Case in point: the Hitachi Travelstar 7K500 HDD. The $64.99 price at Newegg.com not only gets you a 500GB capacity drive in a slim form factor but also one rated at 7200RPM--as fast as a laptop hard drive gets. Other goodies integrated into the drive include a 16MB cache and SATA 3 gigabit per second interface.

Apple still provides a good example of the sticker shock facing buyers who opt for an SSD over an HDD.
Apple still provides a good example of the sticker shock facing buyers who opt for an SSD over an HDD. Apple

Two-figure pricing like that for laptop hard drives makes solid-state drives look like a luxury purchase by comparison. "HDD and NAND (flash memory) cost per gigabyte are destined to remain an order of magnitude apart for the foreseeable future. SSDs will remain from 10 to 20 times as expensive as HDDs of the same capacity," said Jim Handy, principal analyst at Objective Analysis, a firm that does semiconductor-related market research.

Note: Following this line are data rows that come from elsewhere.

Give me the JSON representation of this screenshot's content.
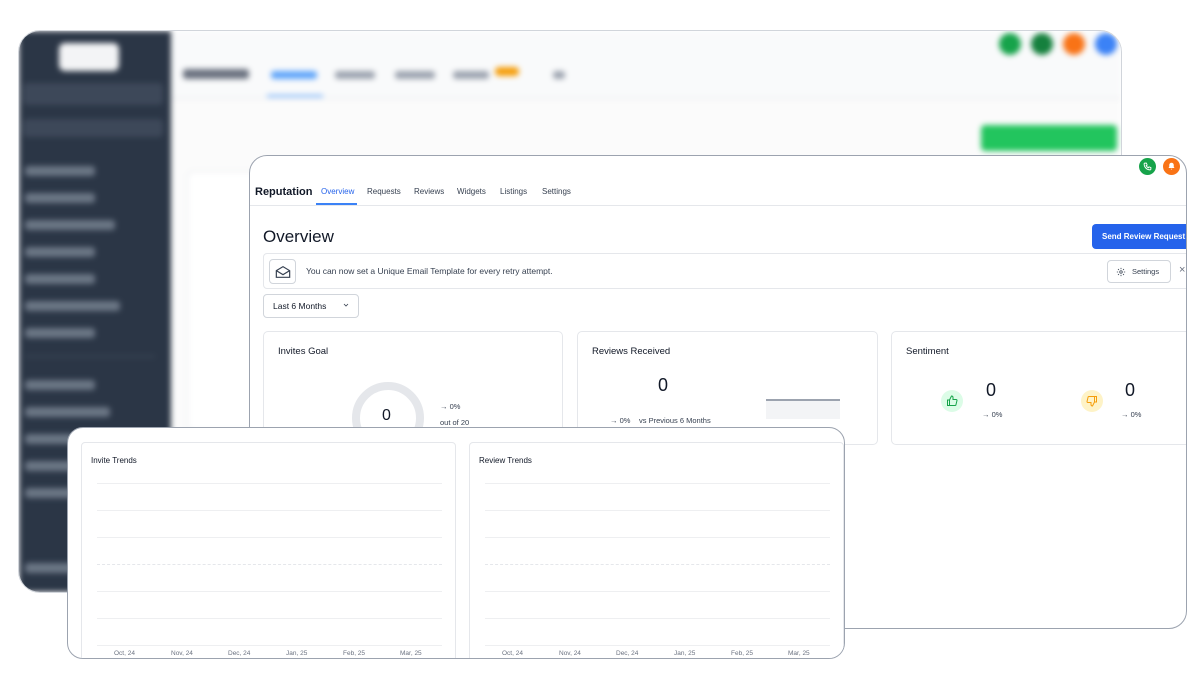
{
  "app": {
    "section_title": "Reputation",
    "tabs": [
      {
        "label": "Overview",
        "active": true
      },
      {
        "label": "Requests",
        "active": false
      },
      {
        "label": "Reviews",
        "active": false
      },
      {
        "label": "Widgets",
        "active": false
      },
      {
        "label": "Listings",
        "active": false
      },
      {
        "label": "Settings",
        "active": false
      }
    ],
    "header_icons": [
      "phone-icon",
      "bell-icon"
    ]
  },
  "overview": {
    "title": "Overview",
    "send_button_label": "Send Review Request"
  },
  "banner": {
    "icon": "envelope-icon",
    "text": "You can now set a Unique Email Template for every retry attempt.",
    "settings_label": "Settings",
    "close_glyph": "×"
  },
  "filter": {
    "range_label": "Last 6 Months"
  },
  "cards": {
    "invites_goal": {
      "title": "Invites Goal",
      "value": "0",
      "change": "→ 0%",
      "goal_text": "out of 20"
    },
    "reviews_received": {
      "title": "Reviews Received",
      "value": "0",
      "change": "→ 0%",
      "comparison": "vs Previous 6 Months"
    },
    "sentiment": {
      "title": "Sentiment",
      "positive": {
        "value": "0",
        "change": "→ 0%",
        "icon": "thumbs-up-icon"
      },
      "negative": {
        "value": "0",
        "change": "→ 0%",
        "icon": "thumbs-down-icon"
      }
    }
  },
  "trends": {
    "invite_trends": {
      "title": "Invite Trends",
      "x_labels": [
        "Oct, 24",
        "Nov, 24",
        "Dec, 24",
        "Jan, 25",
        "Feb, 25",
        "Mar, 25"
      ]
    },
    "review_trends": {
      "title": "Review Trends",
      "x_labels": [
        "Oct, 24",
        "Nov, 24",
        "Dec, 24",
        "Jan, 25",
        "Feb, 25",
        "Mar, 25"
      ]
    }
  },
  "colors": {
    "primary": "#2563eb",
    "sidebar": "#2b3646",
    "positive": "#16a34a",
    "negative": "#f59e0b",
    "phone_badge": "#16a34a",
    "bell_badge": "#f97316"
  }
}
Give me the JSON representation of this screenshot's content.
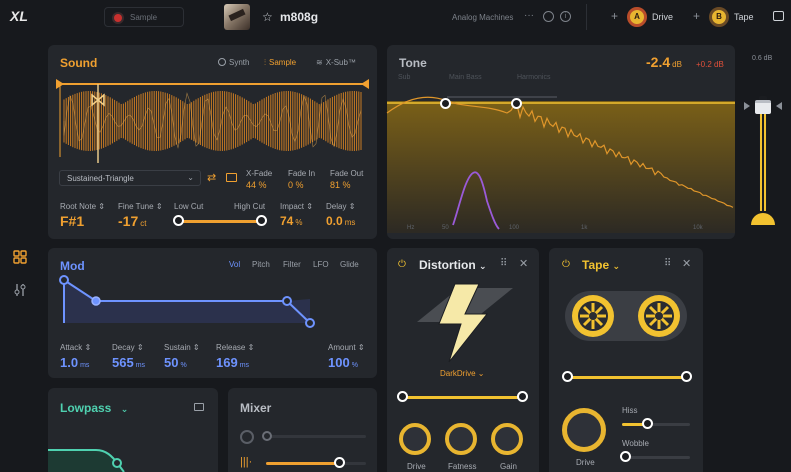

Look no further than Apple for the price shock that buyers face when opting for a solid-state drive. In its MacBook Pro line, upgrading from a 320GB HDD to a 256GB SSD adds $650 to the cost of the system. And this has been the status quo for some time.

Prices are a bit lower for retail solid-state drives from top-tier suppliers such as Crucial, an arm of memory chip and SSD manufacturer Micron Technology. At $514.99, Crucial offers a better deal than Apple on a cutting-edge 256GB solid-state drive with a high-speed 6Gbps interface. Still, that doesn't get anywhere close to hard-drive pricing at that capacity. (Note this does not include SSD pricing from second- and third-tier vendors.)

"SSDs will not gain prominence in PCs as long as consumers continue to fixate on price and HDD capacity at the same time," said Handy.

Plummeting hard-drive prices may level off a bit, though, in the wake of the planned acquisition of Hitachi's hard drive unit by Western Digital. "One of the consequences of the WD acquisition of [Hitachi's storage business] will likely be a reduction in the decline of average HDD prices," said Thomas Coughlin of Coughlin Associates, a data storage consulting firm.